As a professional ensemble musician for most of my life, I’ve become quite well acquainted with the emotions connected to preparing for ensemble performance.
If the musician is worth his or her salt, said musician will begin by spending due diligence investigating the composer’s intent, by way of phrase and dynamic contrast, within the part assigned to the musician’s particular instrument. And, many will delve even more deeply – into the score itself, if accessible, to compare voicings and other relevant relationships. This is accomplished in solitude, either at home or in a designated available practice space.
But, once the musician’s part is ready to be combined with the rest of the orchestration, and the schedule indicates, the first rehearsal convenes.
Now, I can’t speak, of course, for every musician who ever held a Union card. But, I have certainly sat alongside scores of different players – both from within my cello section, and from within those nearby – such as the violists, bassists and, depending on my seat assignment, the occasional wind player. And so, I can safely say, each musician brings his or her own reality to the experience.
I speak, here, for myself.

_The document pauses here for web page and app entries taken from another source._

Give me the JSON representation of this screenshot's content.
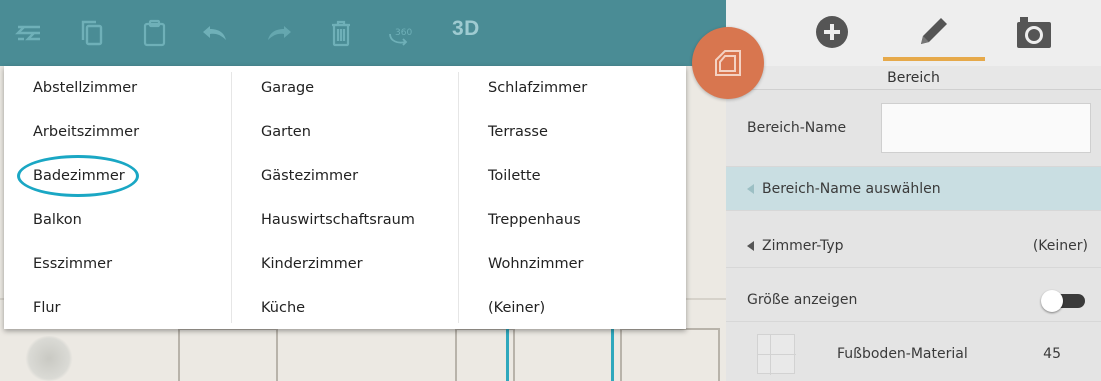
{
  "toolbar": {
    "icons": [
      "layers-icon",
      "copy-icon",
      "paste-icon",
      "undo-icon",
      "redo-icon",
      "trash-icon",
      "rotate-360-icon"
    ],
    "label_3d": "3D",
    "color": "#4a8c95"
  },
  "fab": {
    "icon": "room-icon",
    "color": "#d8764f"
  },
  "dropdown": {
    "columns": [
      [
        "Abstellzimmer",
        "Arbeitszimmer",
        "Badezimmer",
        "Balkon",
        "Esszimmer",
        "Flur"
      ],
      [
        "Garage",
        "Garten",
        "Gästezimmer",
        "Hauswirtschaftsraum",
        "Kinderzimmer",
        "Küche"
      ],
      [
        "Schlafzimmer",
        "Terrasse",
        "Toilette",
        "Treppenhaus",
        "Wohnzimmer",
        "(Keiner)"
      ]
    ],
    "highlighted": "Badezimmer",
    "highlight_color": "#1aa7c4"
  },
  "panel": {
    "tabs": [
      "add-icon",
      "pencil-icon",
      "camera-icon"
    ],
    "active_tab": "pencil-icon",
    "active_color": "#e6a94a",
    "header": "Bereich",
    "name_label": "Bereich-Name",
    "name_value": "",
    "select_name": "Bereich-Name auswählen",
    "room_type_label": "Zimmer-Typ",
    "room_type_value": "(Keiner)",
    "show_size_label": "Größe anzeigen",
    "show_size_on": true,
    "floor_material_label": "Fußboden-Material",
    "floor_material_value": "45"
  }
}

Having been raised by those steeped in the Protestant work ethic, I arrive prepared. Every note that I am able to execute is ready. Every rhythm is analyzed and set. Every pitch is carefully placed. All of this I do, to the best of my given ability, with the fear of God and all its accompaniments: fear of the conductor’s glare; fear of the other musicians’ sniping; fear of error, exposed.
But, once each musician has had that first chance to put the pieces of the music together, a certain collective sigh ensues. The nervous chattiness of the extroverts, and the fixed repetition of passagework known as “woodshedding” from the introverts, which characterize the minutes just prior to the downbeat of the first run through, are replaced by a communal attitude of assurance; the group has become itself, the intended ensemble. The birthing process has begun.
And, so it is with this emotion carrying me that I anticipate the second rehearsal. Usually scheduled 48 hours from the first, in order to allow a period for reflection, review, and a conceptual gelling, it is the session I most enjoy. Perhaps others from among the collective agree with me; this is the phase during which we really revel in our mutual relationship with the music.
We still have time on our side. Time, the essential element in our art form, without which we could not organize any live musical expression, permits us two and a half solid hours to immerse ourselves totally. We, in effect, are making music for our own, mutual satisfaction. We are realizing our truest purpose.
The dress rehearsal is for buffing and polishing. It’s for refining our offering, to the nth possible degree, in preparation for our audience. I have, on many occasions, “peaked” at dress rehearsal; my performance is “ready” ahead of the show date.
The concert, itself, generates its own set of emotions. For many, there is a degree of anxiety. Residual beliefs about passing tests often creep into the mix. Many musicians have come by their seats in orchestras via the audition process, which pits one musician against another in the style of an Olympic gymnastics tournament. Realizing value becomes intimately connected to the memory of these experiences, and informs performance.
I am so grateful for the supportive warmth of the audience, knowing full well that orchestras cannot survive without those who make the time to arrive ready to share by respectfully listening. But, I thrive on the second rehearsal. I prefer the pure joy of making music, alone together with my fellows. I know that, unlike life, such rehearsal is a gift; rather, living itself offers no such luxury. For life, there are no rehearsals at all.
© Ruth Ann Scanzillo 11/17/15 All rights those of the author. Thank you for reading!